Ability to Repay/Net Tangible Benefits: Based on Federal bank regulatory guidance and North Carolina standard. Requires creditors to make a reasonable determination, at the time the mortgage is consummated, that:
Safe Harbor: A presumption can be made that the minimum standards (reasonable ability to repay and net tangible benefit) are met for “qualified mortgages” and “qualified safe harbor mortgages.” Qualified mortgages (prime loans) are presumed to meet the minimum standards and this presumption may not be rebutted. For qualified safe harbor loans, the presumption may be rebutted only against creditors.
Assignee/Securitizer Liability (does not extend to trusts and investors): Subject to exemptions below, for loans that violate the minimum standards (reasonable ability to repay and net tangible benefits), a consumer has an individual cause of action against assignees and securitizers for rescission of the loan and the consumer’s costs for rescission.
Defense to Foreclosure: When the holder of a mortgage loan or anyone acting on behalf of the holder initiates a judicial or non-judicial foreclosure, (1) the consumer who has a rescission right under this bill may assert such right as a defense to foreclosure against the holder to forestall foreclosure, or (2) if the rescission right has expired, the consumer may seek actual damages (plus costs) against the creditor, assignee, or securitizer.
Effect on State Laws: Provides limited preemption of State laws relating only to assignee/securitizer liability (but not to creditor liability). Provides for a national standard and unique Federal remedy for assignee/securitizer liability arising from a claim regarding lack of reasonable ability to repay and lack of net tangible benefit. States, however, may pass laws or add remedies relating to the liability of other parties, including the creditors.
Renters: Provides certain protections for renters when the homes they rent go into foreclosure.
Additional Standards and Requirements: Prohibits certain prepayment penalties, as well as single-premium credit insurance and mandatory arbitration, for mortgage loans.
Enhances Consumer Protections for High-Cost Mortgages
Adopted from the Miller-Watt bill of 109th Congress (HR 1182), this expands the scope of and enhances consumer protections for “high-cost loans” under HOEPA by, among other provisions:
Creates the Office of Housing Counseling

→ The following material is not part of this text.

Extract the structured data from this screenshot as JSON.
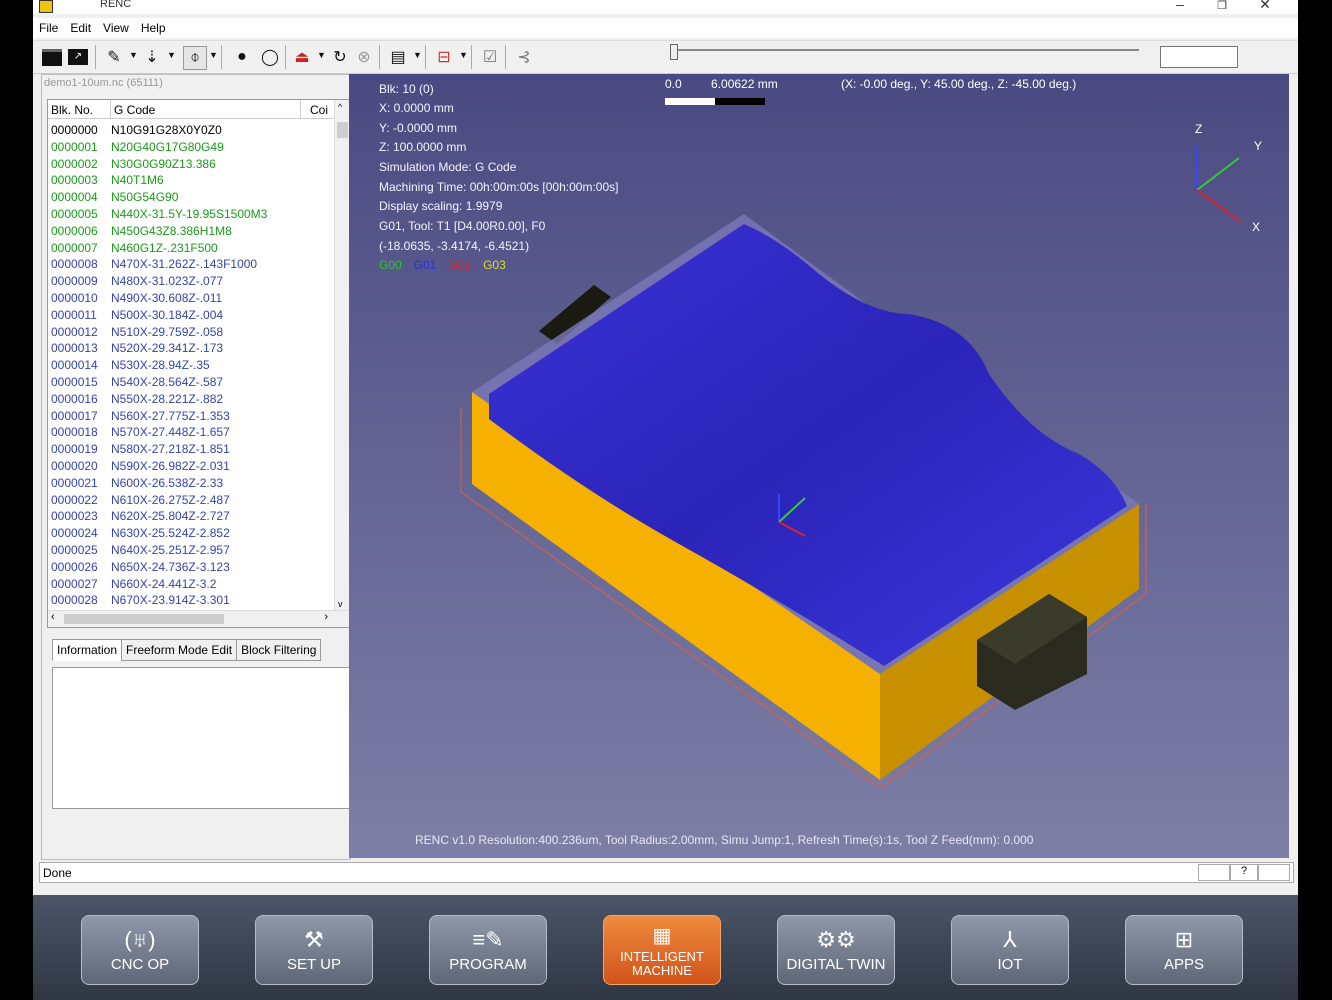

Incorporating Rep. Biggert’s bill (HR 3019), this provision establishes within HUD an Office of Housing Counseling that will conduct activities relating to homeownership and rental housing counseling.